● **INSTRUCTIONS FOR THE TASK**
Across the entries, count the lines that include "title" and report only that number.

● **LISTED RECORDS**
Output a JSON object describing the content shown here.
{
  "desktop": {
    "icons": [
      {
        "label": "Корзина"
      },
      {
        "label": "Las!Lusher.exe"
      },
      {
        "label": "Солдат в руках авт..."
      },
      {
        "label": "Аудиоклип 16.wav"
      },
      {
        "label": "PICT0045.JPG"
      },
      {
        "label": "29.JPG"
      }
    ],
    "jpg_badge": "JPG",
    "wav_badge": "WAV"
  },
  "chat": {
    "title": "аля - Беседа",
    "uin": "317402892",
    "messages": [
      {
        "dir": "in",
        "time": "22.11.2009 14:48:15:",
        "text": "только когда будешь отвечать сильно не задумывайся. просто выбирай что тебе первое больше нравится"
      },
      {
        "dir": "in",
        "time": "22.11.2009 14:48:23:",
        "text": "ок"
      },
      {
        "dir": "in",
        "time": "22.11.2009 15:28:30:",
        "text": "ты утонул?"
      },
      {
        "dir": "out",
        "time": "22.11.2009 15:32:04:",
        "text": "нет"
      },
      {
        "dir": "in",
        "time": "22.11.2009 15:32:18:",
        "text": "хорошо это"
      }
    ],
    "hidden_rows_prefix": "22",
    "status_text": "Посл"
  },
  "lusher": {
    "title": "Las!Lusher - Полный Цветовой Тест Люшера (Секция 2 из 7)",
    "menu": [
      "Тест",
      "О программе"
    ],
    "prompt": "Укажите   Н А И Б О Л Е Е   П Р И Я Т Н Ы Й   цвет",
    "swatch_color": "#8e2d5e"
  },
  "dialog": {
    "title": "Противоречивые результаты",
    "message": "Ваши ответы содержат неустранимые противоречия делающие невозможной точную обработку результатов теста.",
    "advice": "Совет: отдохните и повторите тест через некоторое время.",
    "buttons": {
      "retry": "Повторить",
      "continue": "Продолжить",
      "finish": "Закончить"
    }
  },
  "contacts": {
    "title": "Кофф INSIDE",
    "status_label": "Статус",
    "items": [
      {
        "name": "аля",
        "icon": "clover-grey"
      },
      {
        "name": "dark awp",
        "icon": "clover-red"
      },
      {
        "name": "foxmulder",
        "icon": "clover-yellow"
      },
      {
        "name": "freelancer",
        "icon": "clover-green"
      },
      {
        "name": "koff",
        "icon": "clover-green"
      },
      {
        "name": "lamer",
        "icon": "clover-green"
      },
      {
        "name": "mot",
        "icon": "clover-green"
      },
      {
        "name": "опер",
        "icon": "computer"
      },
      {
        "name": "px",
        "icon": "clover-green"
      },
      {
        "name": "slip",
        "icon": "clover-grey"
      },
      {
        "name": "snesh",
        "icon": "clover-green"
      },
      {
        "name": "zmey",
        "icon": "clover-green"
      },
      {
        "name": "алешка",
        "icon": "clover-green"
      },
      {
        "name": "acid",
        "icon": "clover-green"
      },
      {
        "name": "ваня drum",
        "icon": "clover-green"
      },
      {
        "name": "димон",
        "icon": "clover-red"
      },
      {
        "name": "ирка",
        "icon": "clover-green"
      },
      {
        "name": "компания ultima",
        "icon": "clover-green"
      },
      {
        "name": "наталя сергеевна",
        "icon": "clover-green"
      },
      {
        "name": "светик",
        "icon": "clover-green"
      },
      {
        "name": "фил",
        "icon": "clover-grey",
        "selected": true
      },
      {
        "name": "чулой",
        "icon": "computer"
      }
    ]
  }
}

● **REPLY TO THE TASK**
4